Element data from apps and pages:
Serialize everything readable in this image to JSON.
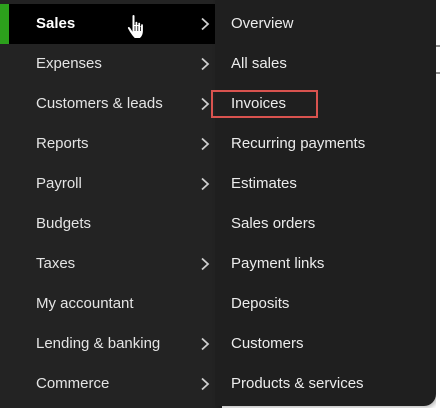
{
  "nav": {
    "items": [
      {
        "label": "Sales",
        "has_submenu": true,
        "active": true
      },
      {
        "label": "Expenses",
        "has_submenu": true
      },
      {
        "label": "Customers & leads",
        "has_submenu": true
      },
      {
        "label": "Reports",
        "has_submenu": true
      },
      {
        "label": "Payroll",
        "has_submenu": true
      },
      {
        "label": "Budgets",
        "has_submenu": false
      },
      {
        "label": "Taxes",
        "has_submenu": true
      },
      {
        "label": "My accountant",
        "has_submenu": false
      },
      {
        "label": "Lending & banking",
        "has_submenu": true
      },
      {
        "label": "Commerce",
        "has_submenu": true
      }
    ]
  },
  "submenu": {
    "items": [
      {
        "label": "Overview"
      },
      {
        "label": "All sales"
      },
      {
        "label": "Invoices",
        "highlighted": true
      },
      {
        "label": "Recurring payments"
      },
      {
        "label": "Estimates"
      },
      {
        "label": "Sales orders"
      },
      {
        "label": "Payment links"
      },
      {
        "label": "Deposits"
      },
      {
        "label": "Customers"
      },
      {
        "label": "Products & services"
      }
    ]
  },
  "colors": {
    "sidebar_bg": "#232323",
    "active_bg": "#000000",
    "active_accent": "#2ca01c",
    "flyout_bg": "#1f1f1f",
    "highlight_border": "#d9534f"
  },
  "icons": {
    "submenu_indicator": "chevron-right-icon",
    "pointer": "hand-cursor-icon"
  }
}
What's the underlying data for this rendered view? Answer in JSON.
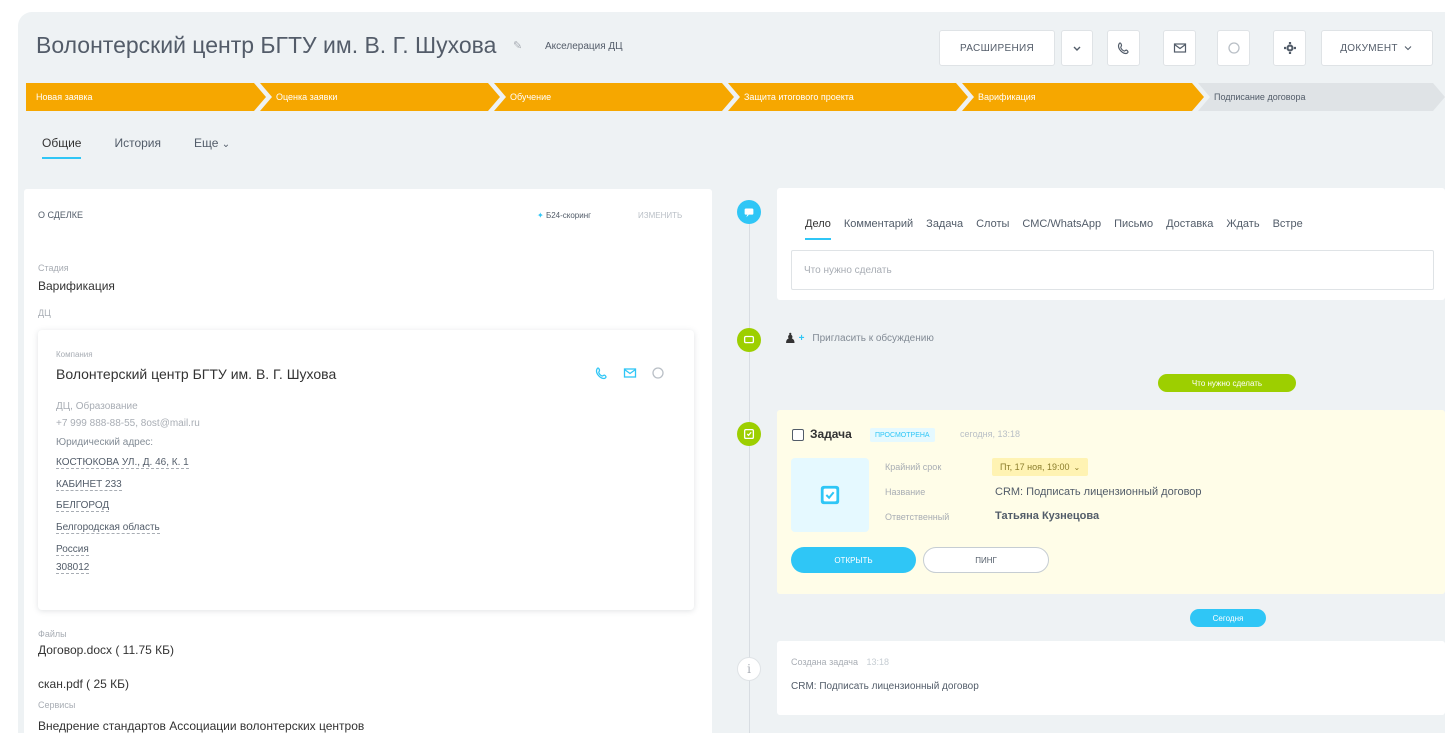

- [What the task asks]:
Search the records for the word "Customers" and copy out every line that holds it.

- [Response box]:
        "label": "Customers & leads",
        "label": "Customers"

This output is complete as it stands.